With the ongoing pandemic still restricting the film industry, there is a stronger need to give an accessible platform for filmmakers to showcase not only their work but also realities that most people may not easily witness today. Films play a much more vital role during these times; as many of us are still confined in physical spaces, we resort to this medium to gain a sense of perspective in the uncertainty of the present.
This year’s theme of Navigating Currents aims to do this by showcasing films through a digital platform and featuring short films in the main competition lineup. With these shifts, the festival makes narratives from filmmakers more accessible and variable. Here are my two favorites from the lineup of six short films from Competition Set B.
Kids on Fire (dir. Kyle Nieva)
Exploration of one’s sexuality and gender during adolescence in the Philippine setting is an experience commonly intertwined with religion. Our initial encounters and exposure to such matters are dictated and demonized by religious leaders, emphasizing its harms with no proper clarity. Kids on Fire tackles this through the supernatural: a young boy gaining some kind of divine ability to cause earthquakes whenever he masturbates in his religious camp.
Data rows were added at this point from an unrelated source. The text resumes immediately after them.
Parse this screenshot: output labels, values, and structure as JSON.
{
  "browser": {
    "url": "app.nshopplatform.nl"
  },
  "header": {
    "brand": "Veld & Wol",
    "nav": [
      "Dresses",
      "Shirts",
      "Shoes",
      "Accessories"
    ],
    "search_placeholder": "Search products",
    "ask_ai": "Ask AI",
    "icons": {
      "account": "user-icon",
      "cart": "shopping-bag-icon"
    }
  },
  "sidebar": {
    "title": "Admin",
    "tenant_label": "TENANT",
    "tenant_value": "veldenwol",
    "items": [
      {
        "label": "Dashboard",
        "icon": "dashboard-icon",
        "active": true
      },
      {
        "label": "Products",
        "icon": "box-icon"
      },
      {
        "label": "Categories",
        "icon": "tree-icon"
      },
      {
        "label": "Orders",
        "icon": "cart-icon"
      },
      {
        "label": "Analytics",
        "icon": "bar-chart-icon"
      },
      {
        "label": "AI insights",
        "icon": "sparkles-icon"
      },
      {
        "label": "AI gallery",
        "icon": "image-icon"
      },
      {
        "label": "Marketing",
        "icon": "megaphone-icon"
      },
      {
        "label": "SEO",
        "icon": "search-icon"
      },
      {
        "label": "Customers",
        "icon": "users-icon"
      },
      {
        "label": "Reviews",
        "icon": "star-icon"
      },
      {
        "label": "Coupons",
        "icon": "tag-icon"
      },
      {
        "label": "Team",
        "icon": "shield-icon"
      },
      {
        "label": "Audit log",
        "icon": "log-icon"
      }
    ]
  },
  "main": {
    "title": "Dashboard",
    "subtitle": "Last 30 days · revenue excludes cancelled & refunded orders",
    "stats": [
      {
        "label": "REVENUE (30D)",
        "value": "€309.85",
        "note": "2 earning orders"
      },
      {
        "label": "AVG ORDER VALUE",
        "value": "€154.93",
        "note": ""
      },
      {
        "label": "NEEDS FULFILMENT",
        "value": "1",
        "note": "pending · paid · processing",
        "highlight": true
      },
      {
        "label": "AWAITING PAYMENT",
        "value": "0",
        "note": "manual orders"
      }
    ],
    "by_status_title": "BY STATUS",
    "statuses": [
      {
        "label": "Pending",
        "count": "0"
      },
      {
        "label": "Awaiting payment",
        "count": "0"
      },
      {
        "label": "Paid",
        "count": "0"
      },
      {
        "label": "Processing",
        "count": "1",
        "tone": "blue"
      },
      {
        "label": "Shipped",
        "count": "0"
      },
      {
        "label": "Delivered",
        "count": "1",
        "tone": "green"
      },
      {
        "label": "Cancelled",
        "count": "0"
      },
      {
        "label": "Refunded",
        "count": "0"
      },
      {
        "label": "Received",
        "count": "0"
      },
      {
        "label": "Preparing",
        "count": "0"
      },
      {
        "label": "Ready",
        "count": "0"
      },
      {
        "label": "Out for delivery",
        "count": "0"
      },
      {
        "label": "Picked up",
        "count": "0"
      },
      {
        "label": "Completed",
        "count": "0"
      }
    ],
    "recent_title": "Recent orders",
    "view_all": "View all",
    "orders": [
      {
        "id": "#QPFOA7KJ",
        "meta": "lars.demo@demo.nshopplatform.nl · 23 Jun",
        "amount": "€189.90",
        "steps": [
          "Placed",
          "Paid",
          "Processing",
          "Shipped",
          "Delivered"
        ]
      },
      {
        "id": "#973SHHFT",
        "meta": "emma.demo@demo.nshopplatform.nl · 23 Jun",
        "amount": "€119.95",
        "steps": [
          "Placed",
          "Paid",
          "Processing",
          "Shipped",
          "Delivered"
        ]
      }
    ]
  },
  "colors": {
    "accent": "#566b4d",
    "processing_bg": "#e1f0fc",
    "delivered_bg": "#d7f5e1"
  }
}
The film’s exaggerated and hyperbolic depiction of this provides a satirical look into religious camps’ absurd and obscured treatment of the youth. It’s a comic relief to witness the boy’s confusion about coming to terms with his newfound ability, which is reminiscent of the experience of shame or guilt one deals with as they navigate these acts and feelings commonly depicted as a sin.
Beauty Queen (dir. Myra Aquino)
Historical figures in film are often featured in full-length features to fully contextualize the person’s relevance in the present day. Beauty Queen’s usage of the short form proves the medium’s potential in relaying the impact of history in a limited time frame. The opening scene supposedly establishes what’s in store for us: a woman winning a beauty pageant, the crowd cheering for her. However, the following scene takes us somewhere different. The country is now in World War II, and the woman from earlier—who we learn is Remedios—is now living amongst rebel troops attempting to cope with the war. Later on, we learn that Remedios is actually Kummander Liwayway, a rebellion leader of the HUKBALAHAP known for dressing up during battles and encounters against the Japanese. The film’s retelling of Kummander Liwayway’s origins provides an invitation to the portrayal of women beyond the binary conventions of femininity and masculinity; wherein the two cannot necessarily be confined in the kind of women in the Philippine setting.
Cinemalaya films are streaming on KTX.PH until September 5